Hence the drivers of innovation in Tasting Arizona can be summarized as:

  • Maintaining food purity and biodiversity;
  • Protecting local cultures and traditions;
  • Conserving natural areas;
  • Reviving farm lands; and
  • Educating the public (especially youth) about local foods.

Process of Innovation

The first step in reviving the traditional and wild foods was to create a food network with local people to:

  • Bring back local farmer’s markets;
  • Support local farms;
  • Fostering of Community Supported Agriculture (CSAs);
  • Demonstrate demand for local foods;
  • Grow food in community gardens; and
  • Contribute to organizations that are helping maintain and strengthen food systems.

Bringing back local farmer’s markets provides a place for celebration of local foods and interaction between producers, restaurants and consumers. Supporting local farms involves identifying traditional food varieties, orchard restoration, sponsorship of festivals and food events, inviting chefs to prepare local produce and creating food and wine trails.  These activities will enable visitors to discover local foods which will increase demand and encourage more producers to get involved. Engaging with youth in creating and farming community gardens that grow local varieties of produce is a tool that is used to educate the local community, increase demand and strengthen supply. Tasting Arizona is also introducing wild foods to visitors and residents in familiar ways, such as cookies made from Mesquite flour which is naturally sweet. This has been so successful that demand now outstrips supply. Another initiative is ‘Wild Food’ walks. These walks provide educational opportunities for linking wild foods to wildlife and preserving natural areas.

CSAa is a direct connection between local farmers and the people who eat their produce. The aim is to foster a mutual commitment: communities of eaters commit to supporting a local farmer for a season. In return, CSA participants receive fresh, seasonal produce—sharing in the risks and bounty of farming.

The declaration of themed National Heritage Areas has provided an opportunity for the consortium to access funding for the development of tours and the production of maps of farming and wild food areas in Arizona and neighbouring States. In this way, tourists can be engaged in discovering new foods and support local producers.

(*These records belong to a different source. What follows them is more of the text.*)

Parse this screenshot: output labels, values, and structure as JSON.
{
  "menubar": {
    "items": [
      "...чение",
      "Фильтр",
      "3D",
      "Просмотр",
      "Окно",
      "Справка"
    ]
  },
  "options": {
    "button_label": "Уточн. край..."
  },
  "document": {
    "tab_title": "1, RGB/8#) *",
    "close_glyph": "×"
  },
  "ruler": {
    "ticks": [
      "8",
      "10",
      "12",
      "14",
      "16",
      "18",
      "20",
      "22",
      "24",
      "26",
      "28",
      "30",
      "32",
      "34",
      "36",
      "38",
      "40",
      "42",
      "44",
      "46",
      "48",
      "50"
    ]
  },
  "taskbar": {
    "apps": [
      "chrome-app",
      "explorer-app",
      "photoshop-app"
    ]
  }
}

Barriers to Innovation

The challenges are many. First both natural and farming lands are under increasing pressure from larger producers and non-local produce, to satisfy demand from customers who have become used to buying out-of-season and non-local produce.

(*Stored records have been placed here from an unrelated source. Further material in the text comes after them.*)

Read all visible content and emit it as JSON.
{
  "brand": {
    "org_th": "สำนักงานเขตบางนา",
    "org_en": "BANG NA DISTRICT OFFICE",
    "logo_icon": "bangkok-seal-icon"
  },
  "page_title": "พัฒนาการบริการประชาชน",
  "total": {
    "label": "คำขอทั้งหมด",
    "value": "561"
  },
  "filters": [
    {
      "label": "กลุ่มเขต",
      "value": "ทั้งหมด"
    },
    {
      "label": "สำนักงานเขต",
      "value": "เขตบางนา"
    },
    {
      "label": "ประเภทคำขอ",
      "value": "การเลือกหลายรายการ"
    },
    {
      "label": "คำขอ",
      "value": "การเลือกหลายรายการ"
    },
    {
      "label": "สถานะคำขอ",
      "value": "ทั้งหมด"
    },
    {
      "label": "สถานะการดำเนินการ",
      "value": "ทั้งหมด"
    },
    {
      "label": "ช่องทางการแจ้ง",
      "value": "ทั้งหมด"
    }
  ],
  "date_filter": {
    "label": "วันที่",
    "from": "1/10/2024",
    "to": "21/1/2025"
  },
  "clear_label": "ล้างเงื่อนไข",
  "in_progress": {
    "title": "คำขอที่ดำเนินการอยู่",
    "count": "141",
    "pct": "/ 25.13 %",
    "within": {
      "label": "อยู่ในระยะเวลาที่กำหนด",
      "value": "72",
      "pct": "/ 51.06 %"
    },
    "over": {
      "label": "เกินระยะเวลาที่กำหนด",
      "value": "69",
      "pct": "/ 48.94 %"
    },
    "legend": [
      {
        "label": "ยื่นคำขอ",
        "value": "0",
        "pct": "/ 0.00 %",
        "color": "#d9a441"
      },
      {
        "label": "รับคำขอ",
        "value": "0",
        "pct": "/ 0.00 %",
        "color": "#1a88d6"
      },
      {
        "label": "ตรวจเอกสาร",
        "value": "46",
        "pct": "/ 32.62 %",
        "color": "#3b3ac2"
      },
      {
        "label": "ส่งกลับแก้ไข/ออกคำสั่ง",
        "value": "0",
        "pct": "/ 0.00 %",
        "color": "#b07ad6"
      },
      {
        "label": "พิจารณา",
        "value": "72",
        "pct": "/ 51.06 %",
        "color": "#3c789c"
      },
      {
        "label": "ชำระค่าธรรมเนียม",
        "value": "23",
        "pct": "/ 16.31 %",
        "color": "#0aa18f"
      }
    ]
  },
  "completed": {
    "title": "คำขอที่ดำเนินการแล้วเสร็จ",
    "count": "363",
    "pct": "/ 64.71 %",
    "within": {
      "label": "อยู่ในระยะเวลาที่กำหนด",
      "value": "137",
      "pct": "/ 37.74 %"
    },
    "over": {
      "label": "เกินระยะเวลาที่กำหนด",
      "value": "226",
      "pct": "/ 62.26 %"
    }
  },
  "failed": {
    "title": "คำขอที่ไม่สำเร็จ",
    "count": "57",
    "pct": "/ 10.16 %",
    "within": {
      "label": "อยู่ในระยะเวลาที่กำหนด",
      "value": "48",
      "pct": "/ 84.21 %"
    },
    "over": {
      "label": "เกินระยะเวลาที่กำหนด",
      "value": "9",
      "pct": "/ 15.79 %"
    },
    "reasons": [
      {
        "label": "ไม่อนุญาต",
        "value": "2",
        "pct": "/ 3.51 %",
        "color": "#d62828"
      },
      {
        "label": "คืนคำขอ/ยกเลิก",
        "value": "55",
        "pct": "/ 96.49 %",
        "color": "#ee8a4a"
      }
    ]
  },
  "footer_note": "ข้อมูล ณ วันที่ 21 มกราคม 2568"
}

Second there are limitations of the scale of production that prevent traditional and wild food producers from achieving continuity and volume of supply. Third there is as yet no distribution system in place for local foods.

Fourth locally produced food has been declining as water is being diverted for other uses. Fifth there is a lack of place-based agriculture and agricultural diversity as the trend to source mass-produced foods from outside of the local area continues.

This case demonstrates that a creative and innovative approach to food production can not only enhance tourism experiences, but it can protect local traditions, restore farmlands, maintain natural and agricultural biodiversity and move farming and native communities toward sustainability of their land, traditions, culture and community. Collaboration is the key to renewing food systems and creating local networks that produce, protect and promote traditional and wild foods.

Interactive wall in a tourism office

Tuesday, February 8th, 2011

The multimedia wall in the tourism office in Cape Town allows the visitors to get a new and far more animated version of the guide book or the tourist brochure. The visitors can activate animations of attractions in the area, and the sceneries are illustrated and text information is also displayed. Multiple visitors can play at the same time. The installation helps the visitors to plan their day in Cape town.

The video goes behind the screen and explains the technology.

Big and interactive screens are increasingly used in tourism, in order to create experience, animate and inform. For example the Maze Funhouse in Chicago has installed a interactive floor for children. The floor animates the fire of Chicago and involves the kids in the firefighting.